Tuesday, April 8, 2008

Cloth Napkins

Let's talk about what Americans call cloth napkins, but every other English speaker refers to as "cloth serviettes".
My first motivation for switching to cloth serviettes was not entirely environmentally motivated. I had a problem with my then-two-year-old son using WAY too many paper napkins at meal times. He would also wad them up or shred them and the pieces would be all over the place.
I already had about 8 dark blue cloth napkins, made from soft cotton. They are hemmed on two sides and the remaining sides are kind of unraveled, like a pair of cut-off blue jean shorts.
After we started using them, I found that I preferred the softness and durability of cloth serviettes to paper. For one thing, you can get a lot of mileage out of a cloth napkin before you have to wash it. Paper napkins? You can really only use those once before they start falling apart or getting really nasty looking. And cloth napkins weren't as intimidating to use as I had pictured in my mind.
I guess I equated cloth napkins with extreme fanciness, like a nice restaurant or Christmas dinner. You CAN make it fancy and fold the napkins origami-style, but ours are just folded into squares and pilled in the middle of the table. Do I iron them? Never. Do I care if they get stained? Not at all.
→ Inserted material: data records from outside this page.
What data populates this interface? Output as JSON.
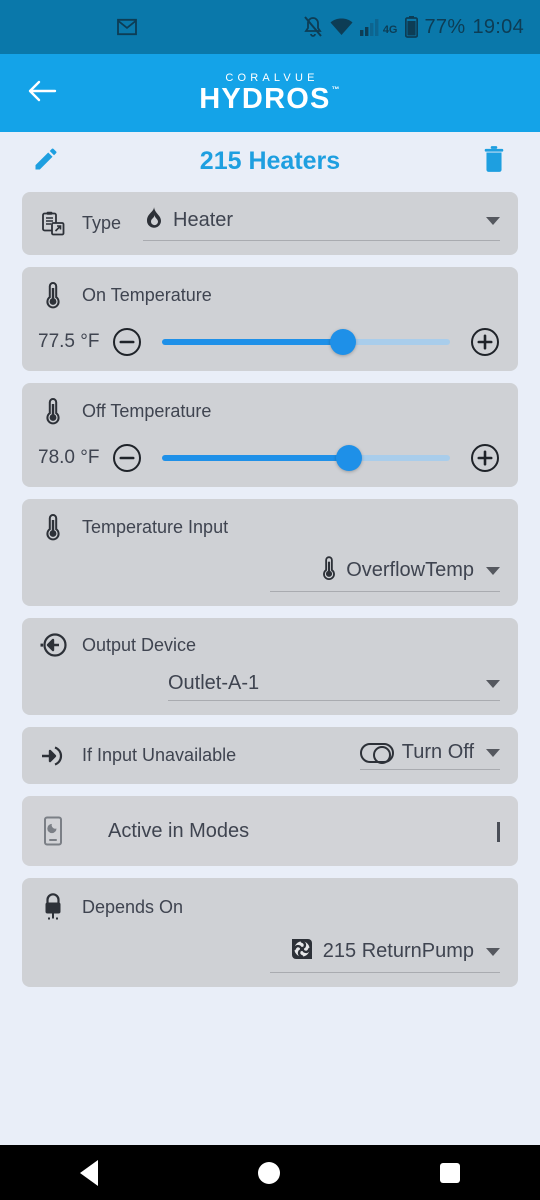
{
  "status_bar": {
    "notification_icon": "gmail-icon",
    "icons": [
      "notifications-off-icon",
      "wifi-icon",
      "cellular-signal-icon"
    ],
    "network_label": "4G",
    "battery_percent": "77%",
    "time": "19:04"
  },
  "app_bar": {
    "back_icon": "arrow-left-icon",
    "brand_sup": "CORALVUE",
    "brand_main": "HYDROS",
    "brand_tm": "™",
    "background_color": "#14a3e8"
  },
  "title_row": {
    "edit_icon": "pencil-icon",
    "title": "215 Heaters",
    "delete_icon": "trash-icon",
    "title_color": "#1e9fe0"
  },
  "sections": {
    "type": {
      "icon": "clipboard-export-icon",
      "label": "Type",
      "value_icon": "flame-icon",
      "value": "Heater"
    },
    "on_temperature": {
      "icon": "thermometer-icon",
      "label": "On Temperature",
      "value": "77.5 °F",
      "decrement_icon": "minus-circle-icon",
      "increment_icon": "plus-circle-icon",
      "slider_percent": 63
    },
    "off_temperature": {
      "icon": "thermometer-icon",
      "label": "Off Temperature",
      "value": "78.0 °F",
      "decrement_icon": "minus-circle-icon",
      "increment_icon": "plus-circle-icon",
      "slider_percent": 65
    },
    "temperature_input": {
      "icon": "thermometer-icon",
      "label": "Temperature Input",
      "value_icon": "thermometer-icon",
      "value": "OverflowTemp"
    },
    "output_device": {
      "icon": "output-arrow-icon",
      "label": "Output Device",
      "value": "Outlet-A-1"
    },
    "if_input_unavailable": {
      "icon": "input-arrow-icon",
      "label": "If Input Unavailable",
      "value_icon": "toggle-icon",
      "value": "Turn Off"
    },
    "active_in_modes": {
      "icon": "device-mode-icon",
      "label": "Active in Modes",
      "expand_icon": "chevron-down-icon"
    },
    "depends_on": {
      "icon": "lock-icon",
      "label": "Depends On",
      "value_icon": "pump-fan-icon",
      "value": "215 ReturnPump"
    }
  },
  "nav_bar": {
    "back": "back-triangle-icon",
    "home": "home-circle-icon",
    "recents": "recents-square-icon"
  }
}
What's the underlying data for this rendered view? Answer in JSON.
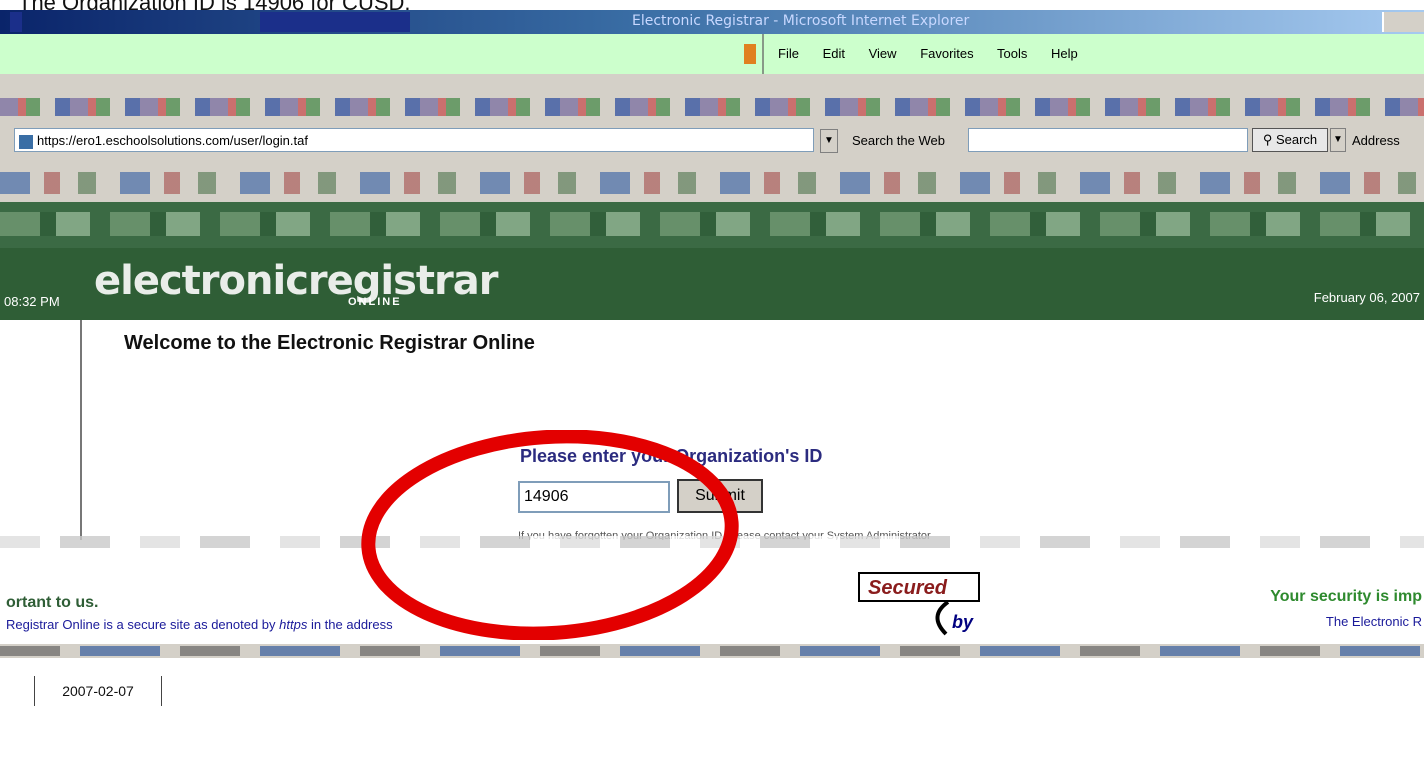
{
  "caption": "The Organization ID is 14906 for CUSD.",
  "window": {
    "title": "Electronic Registrar - Microsoft Internet Explorer"
  },
  "menu": [
    "File",
    "Edit",
    "View",
    "Favorites",
    "Tools",
    "Help"
  ],
  "address": {
    "url": "https://ero1.eschoolsolutions.com/user/login.taf",
    "search_label": "Search the Web",
    "search_button": "Search",
    "address_label": "Address"
  },
  "header": {
    "logo_text": "electronicregistrar",
    "logo_sub": "ONLINE",
    "time": "08:32 PM",
    "date": "February 06, 2007"
  },
  "content": {
    "welcome": "Welcome to the Electronic Registrar Online",
    "org_prompt": "Please enter your Organization's ID",
    "org_value": "14906",
    "submit_label": "Submit",
    "help_text": "If you have forgotten your Organization ID, please contact your System Administrator"
  },
  "footer": {
    "security_left": "ortant to us.",
    "secure_note_pre": "Registrar Online is a secure site as denoted by ",
    "secure_note_em": "https",
    "secure_note_post": " in the address",
    "seal_top": "Secured",
    "seal_by": "by",
    "security_right": "Your security is imp",
    "electronic_right": "The Electronic R",
    "date_stamp": "2007-02-07"
  },
  "colors": {
    "header_green": "#2f5e36",
    "annotation_red": "#e30000",
    "prompt_blue": "#2b2b7f"
  }
}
I started to get a very casual attitude about my cloth serviettes. This led me to look around and see what else I could replace with cloth.
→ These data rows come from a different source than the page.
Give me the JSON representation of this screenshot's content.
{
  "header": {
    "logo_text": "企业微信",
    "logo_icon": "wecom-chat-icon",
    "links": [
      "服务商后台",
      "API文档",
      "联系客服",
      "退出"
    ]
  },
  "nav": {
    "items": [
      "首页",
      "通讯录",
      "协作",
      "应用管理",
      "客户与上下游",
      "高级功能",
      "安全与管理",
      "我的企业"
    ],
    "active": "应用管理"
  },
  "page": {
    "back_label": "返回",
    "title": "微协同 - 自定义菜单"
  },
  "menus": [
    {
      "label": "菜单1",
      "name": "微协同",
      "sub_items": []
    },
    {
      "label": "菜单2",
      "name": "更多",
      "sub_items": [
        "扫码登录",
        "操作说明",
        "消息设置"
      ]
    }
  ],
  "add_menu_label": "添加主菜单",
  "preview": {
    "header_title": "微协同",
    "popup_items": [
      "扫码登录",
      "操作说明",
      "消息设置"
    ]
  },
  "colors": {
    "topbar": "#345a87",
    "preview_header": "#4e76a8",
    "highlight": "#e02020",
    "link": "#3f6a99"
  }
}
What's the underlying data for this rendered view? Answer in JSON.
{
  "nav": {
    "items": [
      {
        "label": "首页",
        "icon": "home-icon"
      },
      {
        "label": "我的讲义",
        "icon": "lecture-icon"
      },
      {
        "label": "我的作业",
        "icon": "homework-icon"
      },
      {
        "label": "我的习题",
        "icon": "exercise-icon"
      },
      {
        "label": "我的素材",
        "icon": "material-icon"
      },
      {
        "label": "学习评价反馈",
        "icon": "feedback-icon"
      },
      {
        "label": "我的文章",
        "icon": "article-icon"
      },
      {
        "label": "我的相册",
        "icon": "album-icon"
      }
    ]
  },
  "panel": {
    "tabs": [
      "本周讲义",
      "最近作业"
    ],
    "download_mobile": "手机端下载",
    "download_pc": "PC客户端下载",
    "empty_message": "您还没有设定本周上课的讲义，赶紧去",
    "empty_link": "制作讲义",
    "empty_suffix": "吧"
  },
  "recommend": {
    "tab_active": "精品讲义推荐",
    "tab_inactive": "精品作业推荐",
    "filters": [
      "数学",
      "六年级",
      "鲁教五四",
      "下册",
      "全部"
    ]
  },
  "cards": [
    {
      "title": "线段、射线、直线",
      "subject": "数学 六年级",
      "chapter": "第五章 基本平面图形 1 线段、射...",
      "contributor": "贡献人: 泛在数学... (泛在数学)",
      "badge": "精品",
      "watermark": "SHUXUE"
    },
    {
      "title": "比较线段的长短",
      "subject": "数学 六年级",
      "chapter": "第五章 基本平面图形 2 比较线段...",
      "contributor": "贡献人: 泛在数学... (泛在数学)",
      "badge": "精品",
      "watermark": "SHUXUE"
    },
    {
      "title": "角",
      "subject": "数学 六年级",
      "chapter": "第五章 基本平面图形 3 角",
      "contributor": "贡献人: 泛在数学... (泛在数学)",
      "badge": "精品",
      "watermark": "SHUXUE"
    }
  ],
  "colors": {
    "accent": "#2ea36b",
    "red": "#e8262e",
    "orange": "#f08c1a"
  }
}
I came up with a solution for paper towel usage: I cut up some old white cotton undershirts and folded the resulting rags in a pile on the counter. Most of the pieces were cut into something resembling rectangles, but some of them cannot be geometrically defined. None of them are hemmed. Are the still capable of "wiping up stuff"? Definitely!
I also re-purposed a pair of holey flannel p.j. pants into some multi-purpose rags.
I can't sew. There, now you know. But if YOU can sew, even just a straight line, you can easily make your own cloth serviettes. You can even make them look cutesy, unlike my t-shirt rags. But the beauty is that you really can use any kind of cotton scraps (think old pj pants, curtains or pillow cases that are past their prime) and avoid purchasing NEW fabric from the hobby store.
If cloth napkins aren't pro-active enough for you, check out No Impact Man for more inspiration. He has sworn off even toilet paper for one year! I have no tips about that.

No comments: